Yorkshire's coppers Andy Dalziel and Peter Pascoe are investigating the suicide of prominent businessman Pal Maciver. It seems to be a clear-cut case: he shot himself while sitting at his desk in his locked study.
But things are not quite what they seem. When Pascoe digs deeper, he finds threads going back to another, almost identical death -- that of Maciver's father. And even more disturbing: Pascoe's boss, Detective Superintendent Dalziel, was the officer on that case.
With Dalziel checking his every move, Pascoe is forced to lead his own investigation, plunging into the past to uncover truths about the Maciver family, particularly Pal's relationship with his step-mother, the beautiful and enigmatic Kay Kafka.

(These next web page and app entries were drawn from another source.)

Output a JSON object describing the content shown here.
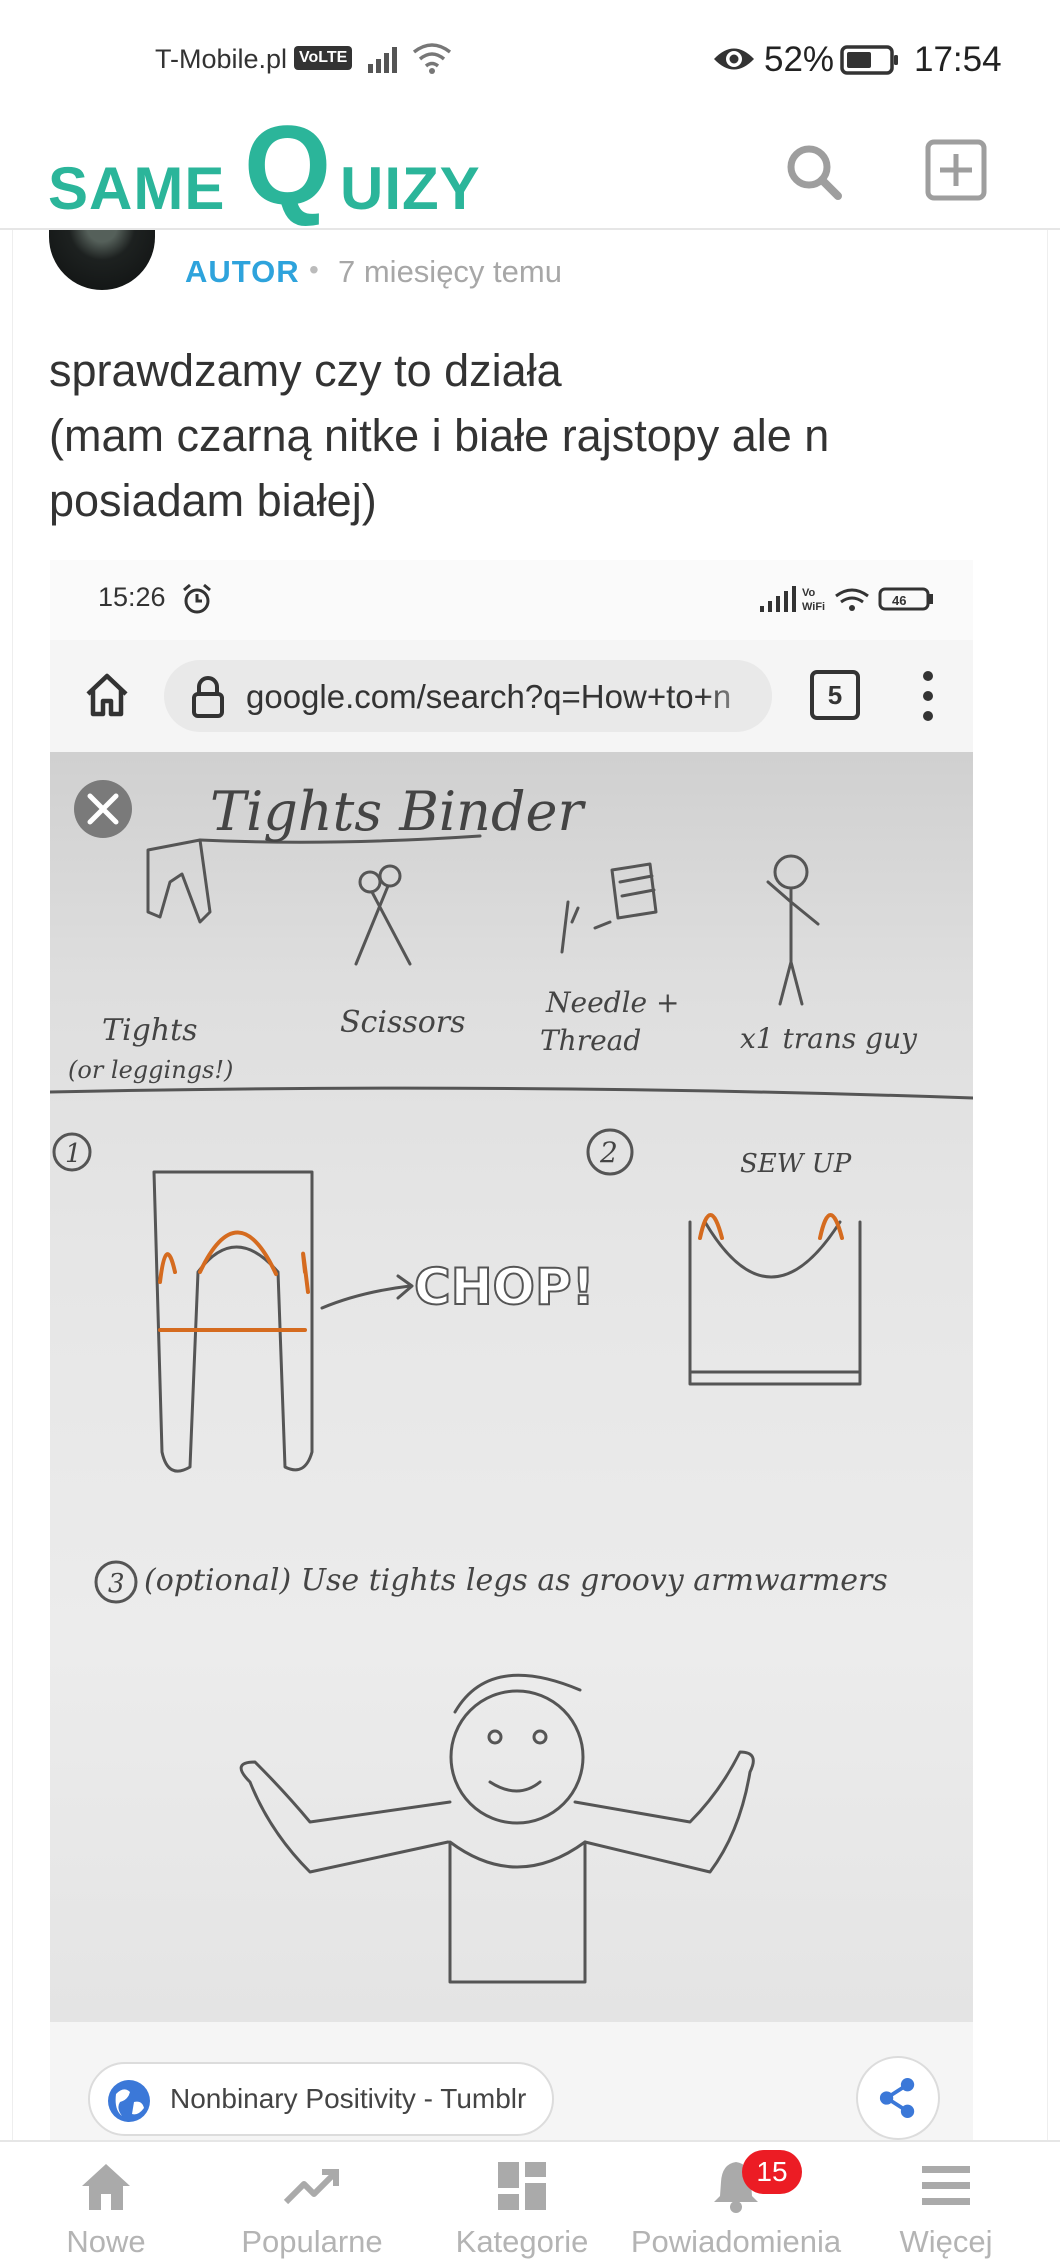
{
  "status_bar": {
    "carrier": "T-Mobile.pl",
    "volte": "VoLTE",
    "battery_percent": "52%",
    "time": "17:54"
  },
  "header": {
    "logo_same": "SAME",
    "logo_q": "Q",
    "logo_rest": "UIZY",
    "brand_color": "#2bb59a",
    "icons": [
      "search-icon",
      "add-square-icon"
    ]
  },
  "post": {
    "author_badge": "AUTOR",
    "separator": "•",
    "time_ago": "7 miesięcy temu",
    "text_lines": [
      "sprawdzamy czy to działa",
      "(mam czarną nitke i białe rajstopy ale n",
      "posiadam białej)"
    ],
    "badge_color": "#2ea3dc"
  },
  "embedded_screenshot": {
    "status_time": "15:26",
    "battery": "46",
    "url": "google.com/search?q=How+to+n",
    "tabs_count": "5",
    "drawing": {
      "title": "Tights Binder",
      "item_1": "Tights",
      "item_1_sub": "(or leggings!)",
      "item_2": "Scissors",
      "item_3a": "Needle +",
      "item_3b": "Thread",
      "item_4": "x1 trans guy",
      "step_1": "1",
      "step_2": "2",
      "step_3": "3",
      "chop": "CHOP!",
      "sew_up": "SEW UP",
      "optional": "(optional) Use tights legs as groovy armwarmers"
    },
    "source": "Nonbinary Positivity - Tumblr"
  },
  "bottom_nav": {
    "items": [
      {
        "label": "Nowe",
        "icon": "home-icon"
      },
      {
        "label": "Popularne",
        "icon": "trending-icon"
      },
      {
        "label": "Kategorie",
        "icon": "grid-icon"
      },
      {
        "label": "Powiadomienia",
        "icon": "bell-icon",
        "badge": "15"
      },
      {
        "label": "Więcej",
        "icon": "menu-icon"
      }
    ],
    "badge_color": "#ec1c24"
  }
}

He soon realizes that the implications of Maciver's death stretch far beyond the borders of Yorkshire. And when a key witness -- exotic hooker Dolores, 'Lady of Pain' -- disappears, the death takes on a far more complicated and mysterious face.
Reginald Hill is a master. In this recent installment of the cases of Fat Andy Dalziel and Peter Pascoe of the Mid-Yorkshire CID, a mystifying series of events challenge their great crime-solving minds. Hill's books are not just mysteries; they are literature.
Prominent businessman Pal Maciver locked himself in his study and shot himself. It's an open-and-shut case, as far as Detective Superintendent Andy Dalziel is concerned. Except...Maciver's father died in an almost identical manner ten years earlier, and "Fat Andy" was the investigating officer. Pal's strange and strained relationship with his beautiful, enigmatic stepmother, Kay Kafka, also raises warning flags. And the family's shady corporate dealings carry two apparent acts of self-slaughter far beyond the borders of Yorkshire, causing policeman Peter Pascoe to question his superior's reticence...and his motives. (from back cover)